▸ Task goal
Set down a faithful copy of every record, and skip the pictures in it.

Data records for software interfaces:
►

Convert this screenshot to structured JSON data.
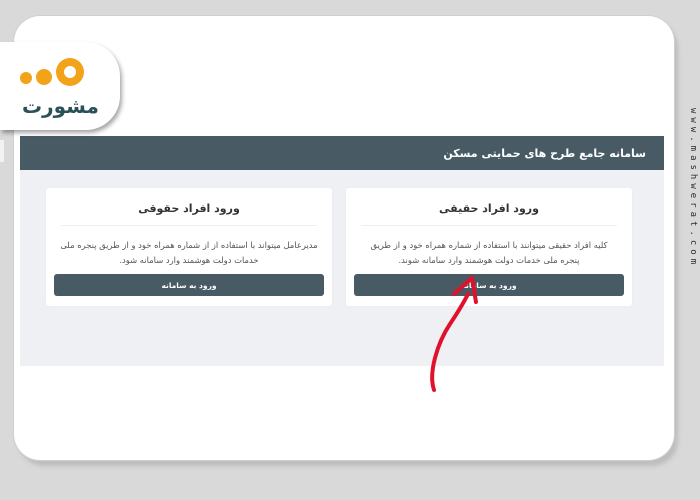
{
  "header": {
    "title": "سامانه جامع طرح های حمایتی مسکن"
  },
  "cards": {
    "real": {
      "title": "ورود افراد حقیقی",
      "description": "کلیه افراد حقیقی میتوانند با استفاده از شماره همراه خود و از طریق پنجره ملی خدمات دولت هوشمند وارد سامانه شوند.",
      "button_label": "ورود به سامانه"
    },
    "legal": {
      "title": "ورود افراد حقوقی",
      "description": "مدیرعامل میتواند با استفاده از از شماره همراه خود و از طریق پنجره ملی خدمات دولت هوشمند وارد سامانه شود.",
      "button_label": "ورود به سامانه"
    }
  },
  "branding": {
    "logo_text": "مشورت",
    "website": "www.mashwerat.com"
  },
  "colors": {
    "header_bg": "#485b64",
    "accent_orange": "#f2a319",
    "logo_teal": "#2a5158",
    "arrow_red": "#e0112b"
  },
  "icons": [
    "annotation-arrow-icon",
    "logo-dots-icon"
  ]
}
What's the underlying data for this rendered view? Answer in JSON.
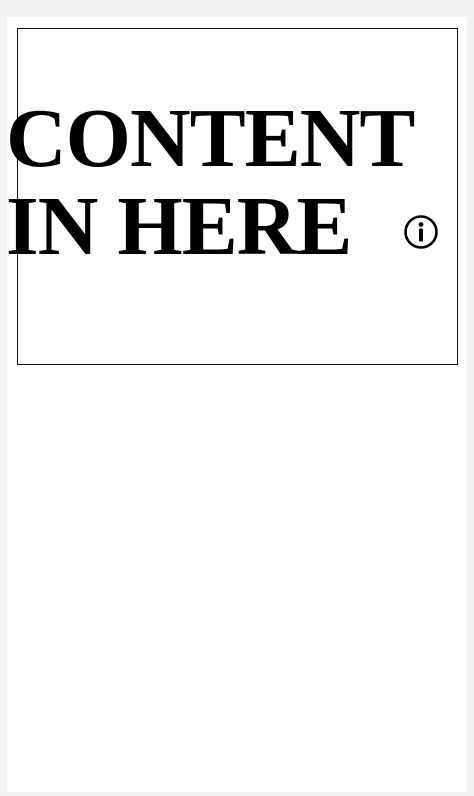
{
  "content_block": {
    "headline_line1": "CONTENT",
    "headline_line2": "IN HERE",
    "info_icon": "info-circle-icon"
  },
  "colors": {
    "background": "#f2f2f4",
    "surface": "#ffffff",
    "text": "#000000",
    "border": "#111111"
  }
}
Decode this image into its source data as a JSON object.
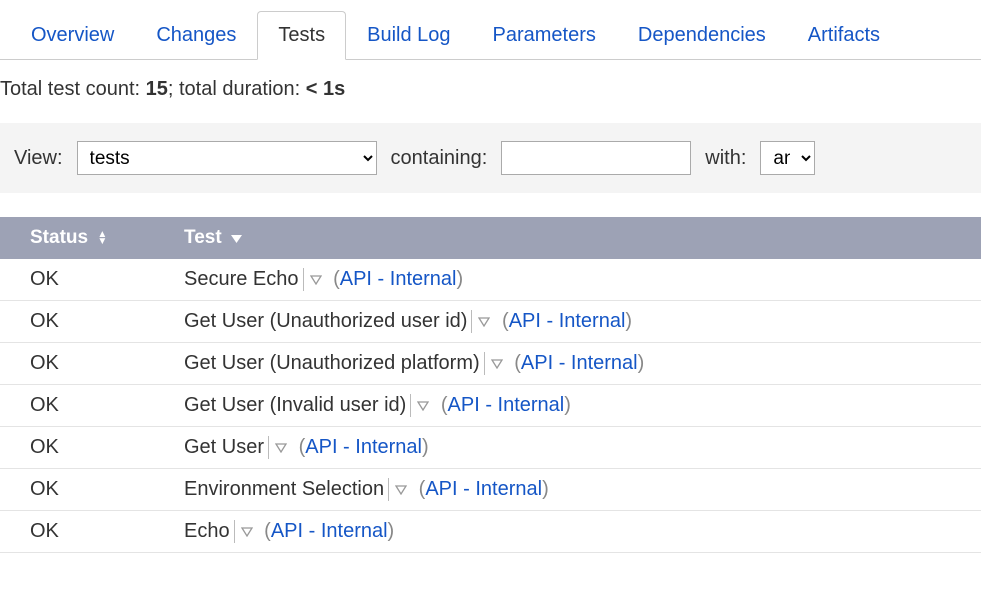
{
  "tabs": [
    {
      "label": "Overview",
      "active": false
    },
    {
      "label": "Changes",
      "active": false
    },
    {
      "label": "Tests",
      "active": true
    },
    {
      "label": "Build Log",
      "active": false
    },
    {
      "label": "Parameters",
      "active": false
    },
    {
      "label": "Dependencies",
      "active": false
    },
    {
      "label": "Artifacts",
      "active": false
    }
  ],
  "summary": {
    "prefix": "Total test count: ",
    "count": "15",
    "mid": "; total duration: ",
    "duration": "< 1s"
  },
  "filter": {
    "view_label": "View:",
    "view_value": "tests",
    "containing_label": "containing:",
    "containing_value": "",
    "with_label": "with:",
    "with_value": "any"
  },
  "columns": {
    "status": "Status",
    "test": "Test"
  },
  "rows": [
    {
      "status": "OK",
      "name": "Secure Echo",
      "suite": "API - Internal"
    },
    {
      "status": "OK",
      "name": "Get User (Unauthorized user id)",
      "suite": "API - Internal"
    },
    {
      "status": "OK",
      "name": "Get User (Unauthorized platform)",
      "suite": "API - Internal"
    },
    {
      "status": "OK",
      "name": "Get User (Invalid user id)",
      "suite": "API - Internal"
    },
    {
      "status": "OK",
      "name": "Get User",
      "suite": "API - Internal"
    },
    {
      "status": "OK",
      "name": "Environment Selection",
      "suite": "API - Internal"
    },
    {
      "status": "OK",
      "name": "Echo",
      "suite": "API - Internal"
    }
  ]
}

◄

▸ Solution
Convert this screenshot to structured JSON data.
{
  "header": {
    "title": "سامانه جامع طرح های حمایتی مسکن"
  },
  "cards": {
    "real": {
      "title": "ورود افراد حقیقی",
      "description": "کلیه افراد حقیقی میتوانند با استفاده از شماره همراه خود و از طریق پنجره ملی خدمات دولت هوشمند وارد سامانه شوند.",
      "button_label": "ورود به سامانه"
    },
    "legal": {
      "title": "ورود افراد حقوقی",
      "description": "مدیرعامل میتواند با استفاده از از شماره همراه خود و از طریق پنجره ملی خدمات دولت هوشمند وارد سامانه شود.",
      "button_label": "ورود به سامانه"
    }
  },
  "branding": {
    "logo_text": "مشورت",
    "website": "www.mashwerat.com"
  },
  "colors": {
    "header_bg": "#485b64",
    "accent_orange": "#f2a319",
    "logo_teal": "#2a5158",
    "arrow_red": "#e0112b"
  },
  "icons": [
    "annotation-arrow-icon",
    "logo-dots-icon"
  ]
}
What's the underlying data for this rendered view? Answer in JSON.
{
  "content_block": {
    "headline_line1": "CONTENT",
    "headline_line2": "IN HERE",
    "info_icon": "info-circle-icon"
  },
  "colors": {
    "background": "#f2f2f4",
    "surface": "#ffffff",
    "text": "#000000",
    "border": "#111111"
  }
}
Decode this image into its source data as a JSON object.
{
  "tabs": [
    {
      "label": "Overview",
      "active": false
    },
    {
      "label": "Changes",
      "active": false
    },
    {
      "label": "Tests",
      "active": true
    },
    {
      "label": "Build Log",
      "active": false
    },
    {
      "label": "Parameters",
      "active": false
    },
    {
      "label": "Dependencies",
      "active": false
    },
    {
      "label": "Artifacts",
      "active": false
    }
  ],
  "summary": {
    "prefix": "Total test count: ",
    "count": "15",
    "mid": "; total duration: ",
    "duration": "< 1s"
  },
  "filter": {
    "view_label": "View:",
    "view_value": "tests",
    "containing_label": "containing:",
    "containing_value": "",
    "with_label": "with:",
    "with_value": "any"
  },
  "columns": {
    "status": "Status",
    "test": "Test"
  },
  "rows": [
    {
      "status": "OK",
      "name": "Secure Echo",
      "suite": "API - Internal"
    },
    {
      "status": "OK",
      "name": "Get User (Unauthorized user id)",
      "suite": "API - Internal"
    },
    {
      "status": "OK",
      "name": "Get User (Unauthorized platform)",
      "suite": "API - Internal"
    },
    {
      "status": "OK",
      "name": "Get User (Invalid user id)",
      "suite": "API - Internal"
    },
    {
      "status": "OK",
      "name": "Get User",
      "suite": "API - Internal"
    },
    {
      "status": "OK",
      "name": "Environment Selection",
      "suite": "API - Internal"
    },
    {
      "status": "OK",
      "name": "Echo",
      "suite": "API - Internal"
    }
  ]
}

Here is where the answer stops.